When the business climate gets tight, it is very easy and common for most people to start to panic. The knee jerk reaction is always, "Well, we have to do something!" And it is during those times that business leaders and, subsequently, their rank and file employees, lose sight of what's really important and start compromising long-term success for short-lived stability.
But the minute organizations begin to compromise their values and standards out of a sense of panic they unwittingly begin chipping away at the aspects of their corporate DNA and those attributes that truly make them unique. Indeed, it is the companies that never lose sight of who they are, what makes them unique and how all of that translates into their special value proposition that are the ones ready to withstand the test of time.
Such is the case with Tom Schrack Sr., chief executive officer of Hockenbergs and FE&S' 2011 Hall of Fame Award recipient. Schrack learned early in life that if you want anything you have to go out and earn it. And the only way to earn a customer's respect is to work hard on their behalf, be honest and never compromise your integrity. It's that simple.

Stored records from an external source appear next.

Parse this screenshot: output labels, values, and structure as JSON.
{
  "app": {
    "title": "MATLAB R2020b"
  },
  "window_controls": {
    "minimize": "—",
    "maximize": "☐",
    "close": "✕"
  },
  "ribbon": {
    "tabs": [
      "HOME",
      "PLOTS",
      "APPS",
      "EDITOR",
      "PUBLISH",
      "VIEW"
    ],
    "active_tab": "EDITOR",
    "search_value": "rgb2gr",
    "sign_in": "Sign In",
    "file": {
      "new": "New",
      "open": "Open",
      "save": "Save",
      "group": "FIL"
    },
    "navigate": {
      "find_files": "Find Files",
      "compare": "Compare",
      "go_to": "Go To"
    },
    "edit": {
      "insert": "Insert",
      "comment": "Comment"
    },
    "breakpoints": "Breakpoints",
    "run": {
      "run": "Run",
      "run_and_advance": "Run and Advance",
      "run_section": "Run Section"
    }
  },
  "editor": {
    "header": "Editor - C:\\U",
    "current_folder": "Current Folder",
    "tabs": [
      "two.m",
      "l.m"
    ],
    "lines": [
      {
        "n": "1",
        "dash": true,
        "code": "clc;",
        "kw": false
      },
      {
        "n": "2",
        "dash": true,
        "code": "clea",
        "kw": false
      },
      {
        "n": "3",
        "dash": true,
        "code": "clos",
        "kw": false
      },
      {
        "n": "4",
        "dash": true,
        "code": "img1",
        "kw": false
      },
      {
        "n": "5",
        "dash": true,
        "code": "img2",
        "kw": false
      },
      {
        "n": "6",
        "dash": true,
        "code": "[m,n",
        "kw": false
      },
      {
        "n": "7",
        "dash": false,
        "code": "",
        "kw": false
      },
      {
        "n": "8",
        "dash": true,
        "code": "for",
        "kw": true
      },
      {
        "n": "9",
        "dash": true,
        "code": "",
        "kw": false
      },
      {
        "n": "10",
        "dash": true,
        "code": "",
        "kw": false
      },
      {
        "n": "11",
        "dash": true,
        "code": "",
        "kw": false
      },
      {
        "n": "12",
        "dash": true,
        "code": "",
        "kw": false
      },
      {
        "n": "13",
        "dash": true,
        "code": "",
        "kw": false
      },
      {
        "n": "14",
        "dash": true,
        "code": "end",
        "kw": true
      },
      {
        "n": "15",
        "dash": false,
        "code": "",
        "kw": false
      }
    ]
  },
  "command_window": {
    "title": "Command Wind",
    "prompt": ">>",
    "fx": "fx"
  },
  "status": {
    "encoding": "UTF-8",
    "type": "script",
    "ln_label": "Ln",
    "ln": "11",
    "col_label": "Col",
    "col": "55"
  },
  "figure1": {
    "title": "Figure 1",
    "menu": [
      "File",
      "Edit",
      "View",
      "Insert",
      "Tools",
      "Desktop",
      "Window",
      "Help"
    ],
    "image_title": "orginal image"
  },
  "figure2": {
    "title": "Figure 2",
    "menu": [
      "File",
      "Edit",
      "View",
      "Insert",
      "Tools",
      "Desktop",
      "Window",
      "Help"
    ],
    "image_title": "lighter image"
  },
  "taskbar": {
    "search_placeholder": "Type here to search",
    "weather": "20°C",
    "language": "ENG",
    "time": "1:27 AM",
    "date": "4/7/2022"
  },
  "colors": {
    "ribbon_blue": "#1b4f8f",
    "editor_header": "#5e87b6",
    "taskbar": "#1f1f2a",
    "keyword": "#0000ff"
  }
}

When Schrack, with some help from a couple of his many friends, first bought Hockenbergs back in December of 1985, just days before Christmas, he had no idea the company's sales would dip to their lowest levels in quite some time the next year. But what he did have was faith and confidence in his ability to sell. Just as important, though, Schrack knew what the company was capable of and no matter how scary times got, his faith in the employees' ability to make Hockenbergs' successful remained constant.
As a result, Hockenbergs has been able to weather the bad times and prosper during the good ones to remain on an upward trajectory. In 2010, the company reported annual sales of $81.7 million, making it the fourteenth largest foodservice equipment and supplies dealer in the country, according to FE&S' 2011 Distribution Giants Study. And Hockenbergs shows no signs of slowing down.
What makes this all the more remarkable is the fact that Hockenbergs has no real growth plans. The company continues to earn its success by keeping its head down, working hard and making sure everyone — be they customer, supplier or employee — has the same respectful experience with Hockenbergs.
A part of Schrack's legacy will be a keen understanding that each member of the foodservice industry plays an important role in the overall success of the community. An equally important part of Schrack's legacy will be his seemingly boundless sense of charity. From local nonprofit organizations to his church to keeping the memories of two deceased Hockenbergs' employees alive through a golf outing that raises money for cancer research, Schrack's charitable nature is impressive and inspiring. Of course, he does not see it that way. Instead, Schrack sees it as all in a day's work.